14/02/2018Buying, trading, selling your car? Read this first.
One of the largest and most expensive purchases you will ever make is buying a car. I have been to many new and used car dealerships and even with my substantial background in finance and debt, I remain surprised at the financial mirage that some salespeople use to make a bad deal seem okay.
A family member recently asked me what I thought of trading in a two-year-old car, which is financed, and refinancing, with a new car of the same model. The reason for the trade was that the two-year-old car had substantial mileage and was about to come off warranty. The family member’s priority was to get the most bang for the buck and he was concerned about the cost of future repairs.
The family member went into the dealership and asked the absolute wrong question:
“Is it possible to get a new car but keep my monthly payment the same?”
The salesperson had no problem and came up with the following proposal:
The customer could get what they asked for on two conditions, the payment was increased from 6 to 8 years and the interest rate was increased from 0.9% to 3.9%. However, this is a lousy deal for the customer. The customer is paying four times as much interest and increasing the borrowed amount by 33%. I call it “getting on the hamster wheel of debt”, no matter how fast you run, you never get ahead.
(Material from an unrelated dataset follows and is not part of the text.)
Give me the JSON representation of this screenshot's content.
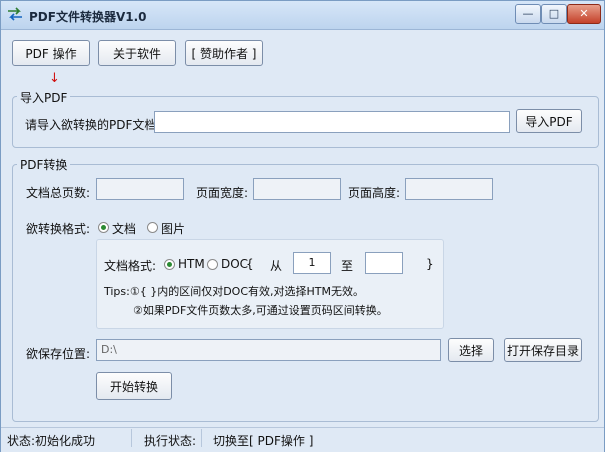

Here are some key tips for saving money on your car:
- You get your money’s worth when you drive the car until it no longer runs.
- Always negotiate – the dealer sets its price leaving room for negotiation.
- Don’t focus solely on the monthly payment – length of payment, interest rate and residuals all impact the total cost of the vehicle.
- Make sure you are getting maximum value on the trade-in.
- Shop around – purchasing a car can be time consuming but it is a large purchase and you need to look at different dealers and different cars in order to establish the best deal.
- Consider a used car – a car can depreciate up to 40% in its first two years, take advantage of this by purchasing a used car but:
- Check car proof to make sure the car has not been in an accident.
- Check multiple dealers and websites, such as autorader.ca,to establish value.
- A warranty can be of great value for you and any future purchaser – consider extending the warranty if applicable.